Sonos Play 5 gen 1 has a 3.5 mm aux-in jack connecting your aux devices. The Gen 2 has a 3.5 mm aux-in jack and Bluetooth capability via the iPhone or iPad’s Bluetooth connection to stream to it from streaming services like Pandora and Spotify.
It is great if you want to listen to music from your phone or tablet through a wireless connection and not have it affect the sound of the Sonos Play 5 speaker.
The biggest difference is that one has a Siri remote and one doesn’t. The Siri remote is the point why I like gen 2 more than gen 1. Getting a Siri remote for this speaker was a pain. So I would have the speaker come with one instead of waiting for support and then mail it back once they get it.
The placement for both models is the same. The Sonos Play 5 can sit on its base or be put on its side and placed on the ball stand, making placement options very flexible. You only do this if you have limits on your speaker placement options.
However, Gen 1 stands better balanced than Gen 2 and has a smaller width, so it sits more stable in larger rooms without the need to lean on something.
Sonos Play 5 gen 1 has a glossy finish in its glossy white case design, which makes it stand out from the rest of the black models. This item has a very nice look to its appearance. While Sonos play 5 gen 2 only has a matte finish on the front with metallic accents.
It gives it more of an industrial look and feels with the industrial design style they are going for with this product line.
Sonos Play 5 gen 1 is 4.8 x 14.4 x 8.5”, and the Sonos Play 5 gen 2 is 14.3 x 8 x 6”. You can see that gen 2 is a bit taller. This item might have a bit of a hard time placing the speaker on certain surfaces. The Sonos Play 5 Gen 2 is larger than the Play 5 Gen 1.
If you’re a fan of room-filling sound, this may be worth looking into. The other big difference between these two products is the fact that the Play 5 Gen 2 has twice as many drivers as the Gen 1. While this increases clarity and quality, it also increases cost.
Other Related Sonos Products Review
- Sonos Play 5 Gen 1 Vs Gen 2
- Sonos arc vs Bose 700
- Sonos Play5 vs. Bose SoundTouch 30
- Sonos Play:1 Review
- Sonos Sub Gen 2 vs Gen 3
- Sonos one Gen 1 vs. Gen 2
Sonos Play 5 Gen 1 Vs Gen 2: Common Similarities
- Sonos Play 5 Gen 1 and Gen 2 are the Sonos play 5 latest generations. They also have pretty good connectivity options.
- The sound quality of both products is also very excellent. Sonos Play 5 Gen 1 and Gen 2 have a sleek modern design that looks amazing.
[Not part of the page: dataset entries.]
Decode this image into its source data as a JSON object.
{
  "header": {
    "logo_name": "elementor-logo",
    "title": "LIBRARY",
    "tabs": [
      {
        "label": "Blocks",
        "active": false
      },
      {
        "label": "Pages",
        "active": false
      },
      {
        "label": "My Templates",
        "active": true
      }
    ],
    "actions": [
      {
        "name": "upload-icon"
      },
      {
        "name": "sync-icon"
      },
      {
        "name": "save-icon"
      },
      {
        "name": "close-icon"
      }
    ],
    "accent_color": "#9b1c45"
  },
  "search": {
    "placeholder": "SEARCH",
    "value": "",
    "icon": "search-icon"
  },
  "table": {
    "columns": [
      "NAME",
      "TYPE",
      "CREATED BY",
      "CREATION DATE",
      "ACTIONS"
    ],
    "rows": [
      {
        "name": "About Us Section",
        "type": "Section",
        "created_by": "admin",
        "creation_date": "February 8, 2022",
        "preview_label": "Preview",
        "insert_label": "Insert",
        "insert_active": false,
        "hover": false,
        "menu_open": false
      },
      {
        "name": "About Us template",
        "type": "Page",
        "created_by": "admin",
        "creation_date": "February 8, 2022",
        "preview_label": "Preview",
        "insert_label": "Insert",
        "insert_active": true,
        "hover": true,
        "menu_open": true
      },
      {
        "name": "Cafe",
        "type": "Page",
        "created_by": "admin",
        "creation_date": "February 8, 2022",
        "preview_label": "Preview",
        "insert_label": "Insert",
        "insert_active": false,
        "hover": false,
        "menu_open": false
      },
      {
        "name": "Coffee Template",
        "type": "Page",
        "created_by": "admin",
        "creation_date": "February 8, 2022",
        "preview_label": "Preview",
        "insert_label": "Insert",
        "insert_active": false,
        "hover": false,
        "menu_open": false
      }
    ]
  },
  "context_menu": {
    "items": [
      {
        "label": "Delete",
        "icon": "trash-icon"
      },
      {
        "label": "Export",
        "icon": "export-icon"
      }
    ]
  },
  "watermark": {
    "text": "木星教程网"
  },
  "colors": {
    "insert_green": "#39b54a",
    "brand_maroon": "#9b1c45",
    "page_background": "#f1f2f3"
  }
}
- The price of Sonos Play 5 gen 1 or gen 2 is quite low compared to all other products available in the market. It makes these speakers most preferred among all the products available in the market.
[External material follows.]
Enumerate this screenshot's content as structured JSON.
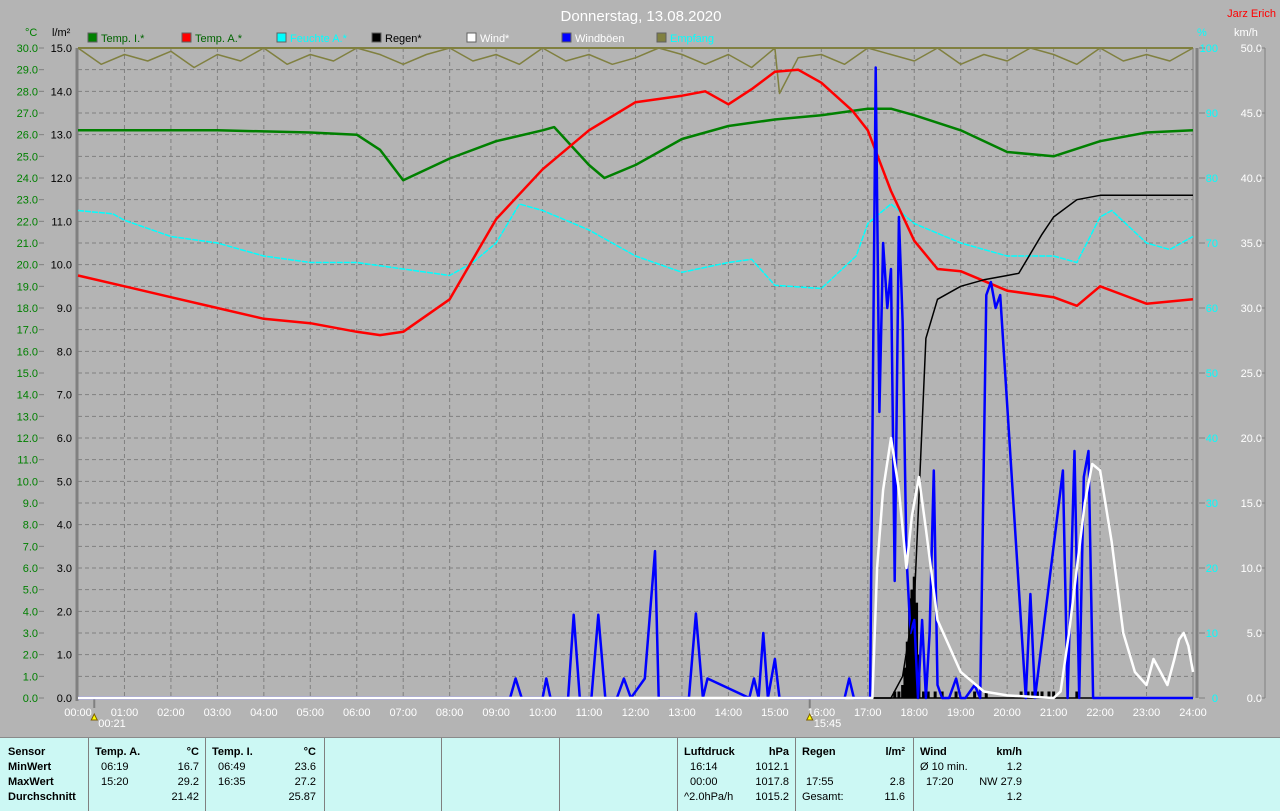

Sonos Play 5 Gen 1 Vs Gen 2 – Which One Should I Buy?
These models are well designed, offer a great sound experience, and have good build quality. The differences between these two speakers make them so good for you to choose. If you are looking for something that has a better sound stage and clearer definition of the audio tracks, then I’d highly recommend the Play 5 Gen 2.
On the other hand, if you are looking for something with a lot of basses, then the Play 5 Gen 1 is probably the best choice. Both of these speakers are great speakers, but I believe that the Sonos Play 5 Gen 2 is worth it, especially when it comes to quality and features versus cost.
If I sum up Sonos Play 5 gen 1 vs gen 2, both models are very good and offer something unique. In case you’re interested in getting one of the two, the best one depends on the type of music you listen to and your personal preferences.
In short, if you’re looking for a good speaker to fill a room with top-quality sound, I recommend getting the Sonos Play 5 Gen 1. On the other hand, if you plan to use something that can easily pair with other speakers to create a multi-room sound experience, I’d suggest getting the Sono Play 5 Gen 2.
Now, the ball is on your pitch!
Graduated with a Bachelor of Audio Engineering and Sound Production. He has worked with a number of studios as a Recording Engineer, with over 10 years of servicing experience in both re-recording mixing and sound editing.